Later, Kuttan took us to see their traditional hut where his aged mother lives. The hut was in the shape of a half barrel. The curved structure was attained by bending bamboo sticks at both end. And then tying canes across the bamboo structure. Over the canes they lay a special grass found in forest. Front and back walls are made with wooden planks, buffalo dung and clay. Floor was made with clay and buffalo dung.
The door size was 3 feet by 3 feet and I had to literally crawl on my legs to enter the hut.
Inside, there was a raised portion made with clay where they sleep. On the opposite side there was a firewood stove. Over it they hung the firewood collected from forest. Utensils were kept on a small wooden shelf. I had a lovely cozy feeling when I sat there.
Next , Kuttan took us to see their temple. Temple was also shaped like their traditional hut. The only difference is granite slab was used as door and the temple buiding was fenced using big boulders. Ladies are not allowed near the temple. Kuttan told us that there were two rooms inside. One room had a small fire place where the priest cooked food. In another room there were vessels to churn milk. Butter milk was given as prasad to the villagers. There is a lamp inside which was lit using buffalo ghee. They don’t use matchstick to light the lamp. A special twig when rubbed on cloth generates fire !
The temple in this mandh was open only during January. A villager takes up the duty of priest. He has to stay in the temple, prepare his food inside the temple and have it on a plate made using leaves of a nearby tree. At night he sleeps in a makeshift shed near the temple. Priest wears only a black lungi ! There were some huge stones weighing more than 100 kg near the temple compound. Men can marry only if they can lift the stone. Since Kuttan and family had to attend a function we left the place. Before we left, Kuttan invited us for his niece marriage which was taking place in Pakalikkod mandh.
Next day morning we went to Pakalikkod Mandh. There were only three houses in the villages.
Kuttan’s wife Devikili took me to meet the bride. I was surprised to see that bride was pregnant. Devikili explained to me that when a man and woman starts to live together , they do it with blessings of family and there is no festivities. Actual wedding takes place when the girl becomes pregnant. In the seventh month of preganancy , they invite all the Todas and a grand wedding ceremony and feast takes place.

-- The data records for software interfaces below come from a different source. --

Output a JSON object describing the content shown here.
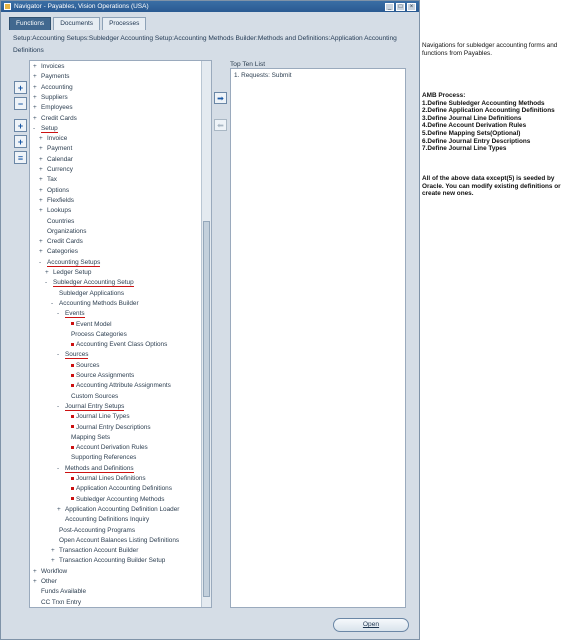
{
  "window": {
    "title": "Navigator - Payables, Vision Operations (USA)",
    "controls": [
      "_",
      "□",
      "×"
    ]
  },
  "tabs": [
    {
      "label": "Functions"
    },
    {
      "label": "Documents"
    },
    {
      "label": "Processes"
    }
  ],
  "breadcrumb": "Setup:Accounting Setups:Subledger Accounting Setup:Accounting Methods Builder:Methods and Definitions:Application Accounting Definitions",
  "side_buttons": [
    "+",
    "−",
    "+",
    "+",
    "≡"
  ],
  "tree": [
    {
      "exp": "+",
      "label": "Invoices",
      "indent": 0
    },
    {
      "exp": "+",
      "label": "Payments",
      "indent": 0
    },
    {
      "exp": "+",
      "label": "Accounting",
      "indent": 0
    },
    {
      "exp": "+",
      "label": "Suppliers",
      "indent": 0
    },
    {
      "exp": "+",
      "label": "Employees",
      "indent": 0
    },
    {
      "exp": "+",
      "label": "Credit Cards",
      "indent": 0
    },
    {
      "exp": "-",
      "label": "Setup",
      "indent": 0,
      "underline": true
    },
    {
      "exp": "+",
      "label": "Invoice",
      "indent": 1
    },
    {
      "exp": "+",
      "label": "Payment",
      "indent": 1
    },
    {
      "exp": "+",
      "label": "Calendar",
      "indent": 1
    },
    {
      "exp": "+",
      "label": "Currency",
      "indent": 1
    },
    {
      "exp": "+",
      "label": "Tax",
      "indent": 1
    },
    {
      "exp": "+",
      "label": "Options",
      "indent": 1
    },
    {
      "exp": "+",
      "label": "Flexfields",
      "indent": 1
    },
    {
      "exp": "+",
      "label": "Lookups",
      "indent": 1
    },
    {
      "exp": "",
      "label": "Countries",
      "indent": 1
    },
    {
      "exp": "",
      "label": "Organizations",
      "indent": 1
    },
    {
      "exp": "+",
      "label": "Credit Cards",
      "indent": 1
    },
    {
      "exp": "+",
      "label": "Categories",
      "indent": 1
    },
    {
      "exp": "-",
      "label": "Accounting Setups",
      "indent": 1,
      "underline": true
    },
    {
      "exp": "+",
      "label": "Ledger Setup",
      "indent": 2
    },
    {
      "exp": "-",
      "label": "Subledger Accounting Setup",
      "indent": 2,
      "underline": true
    },
    {
      "exp": "",
      "label": "Subledger Applications",
      "indent": 3
    },
    {
      "exp": "-",
      "label": "Accounting Methods Builder",
      "indent": 3
    },
    {
      "exp": "-",
      "label": "Events",
      "indent": 4,
      "underline": true
    },
    {
      "exp": "",
      "label": "Event Model",
      "indent": 5,
      "bullet": true
    },
    {
      "exp": "",
      "label": "Process Categories",
      "indent": 5
    },
    {
      "exp": "",
      "label": "Accounting Event Class Options",
      "indent": 5,
      "bullet": true
    },
    {
      "exp": "-",
      "label": "Sources",
      "indent": 4,
      "underline": true
    },
    {
      "exp": "",
      "label": "Sources",
      "indent": 5,
      "bullet": true
    },
    {
      "exp": "",
      "label": "Source Assignments",
      "indent": 5,
      "bullet": true
    },
    {
      "exp": "",
      "label": "Accounting Attribute Assignments",
      "indent": 5,
      "bullet": true
    },
    {
      "exp": "",
      "label": "Custom Sources",
      "indent": 5
    },
    {
      "exp": "-",
      "label": "Journal Entry Setups",
      "indent": 4,
      "underline": true
    },
    {
      "exp": "",
      "label": "Journal Line Types",
      "indent": 5,
      "bullet": true
    },
    {
      "exp": "",
      "label": "Journal Entry Descriptions",
      "indent": 5,
      "bullet": true
    },
    {
      "exp": "",
      "label": "Mapping Sets",
      "indent": 5
    },
    {
      "exp": "",
      "label": "Account Derivation Rules",
      "indent": 5,
      "bullet": true
    },
    {
      "exp": "",
      "label": "Supporting References",
      "indent": 5
    },
    {
      "exp": "-",
      "label": "Methods and Definitions",
      "indent": 4,
      "underline": true
    },
    {
      "exp": "",
      "label": "Journal Lines Definitions",
      "indent": 5,
      "bullet": true
    },
    {
      "exp": "",
      "label": "Application Accounting Definitions",
      "indent": 5,
      "bullet": true
    },
    {
      "exp": "",
      "label": "Subledger Accounting Methods",
      "indent": 5,
      "bullet": true
    },
    {
      "exp": "+",
      "label": "Application Accounting Definition Loader",
      "indent": 4
    },
    {
      "exp": "",
      "label": "Accounting Definitions Inquiry",
      "indent": 4
    },
    {
      "exp": "",
      "label": "Post-Accounting Programs",
      "indent": 3
    },
    {
      "exp": "",
      "label": "Open Account Balances Listing Definitions",
      "indent": 3
    },
    {
      "exp": "+",
      "label": "Transaction Account Builder",
      "indent": 3
    },
    {
      "exp": "+",
      "label": "Transaction Accounting Builder Setup",
      "indent": 3
    },
    {
      "exp": "+",
      "label": "Workflow",
      "indent": 0
    },
    {
      "exp": "+",
      "label": "Other",
      "indent": 0
    },
    {
      "exp": "",
      "label": "Funds Available",
      "indent": 0
    },
    {
      "exp": "",
      "label": "CC Trxn Entry",
      "indent": 0
    }
  ],
  "mid_buttons": [
    "➡",
    "⬅"
  ],
  "top_ten": {
    "label": "Top Ten List",
    "items": [
      "1. Requests: Submit"
    ]
  },
  "open_button": "Open",
  "annotations": {
    "nav_note": "Navigations for subledger accounting forms and functions from Payables.",
    "amb_lines": [
      "AMB Process:",
      "1.Define Subledger Accounting Methods",
      "2.Define Application Accounting Definitions",
      "3.Define Journal Line Definitions",
      "4.Define Account Derivation Rules",
      "5.Define Mapping Sets(Optional)",
      "6.Define Journal Entry Descriptions",
      "7.Define Journal Line Types"
    ],
    "seeded_note": "All of the above data except(5) is seeded by  Oracle. You can modify existing definitions or create new ones."
  }
}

Bride’s name was Nirosha and the Groom was Kashmadi kuttan.
The wedding took place in front of a Jambu tree located far from the house, on a vast grassland . A small hole was made on the tree.
Groom’s mother lighted a lamp and kept it inside the hole. By then more than 400 Todas had assembled in the grassland. They all were wearing traditional Puthukuli Shawl, which is hand embroidered by the women.
The women wore their hair in cute curls.
Groom came with the bride and started seeking blessings from elders. For this they had to sit on their knees and bend head. The Elderly Toda person raises his leg and touches forehead.
After seeking blessings from all the elders who gathered there, Groom left the bride in front of lamp and went inside nearby forest to make a bow and arrow using twigs of a special tree. Meanwhile, the festivities began. The men formed huge circle and started dancing to a particular tune. After a short while women too started dancing.
One hour later , Kashmadi returns with bow and arrow and gifts to his bride.
Bride’s brother gives honey to the young couple and after that they wear floral garlands and the wedding gets over.
As soon as the wedding ceremony ends, it started raining heavily and we all were drenched. As Kaumadi Kuttan insisted, we stayed back to have lunch.
Eventhough the food was tasty we couldn’t enjoy it as our clothes were wet and we were feeling uncomfortable. After lunch we thanked kuttan for inviting us for the wedding and returned to our stay.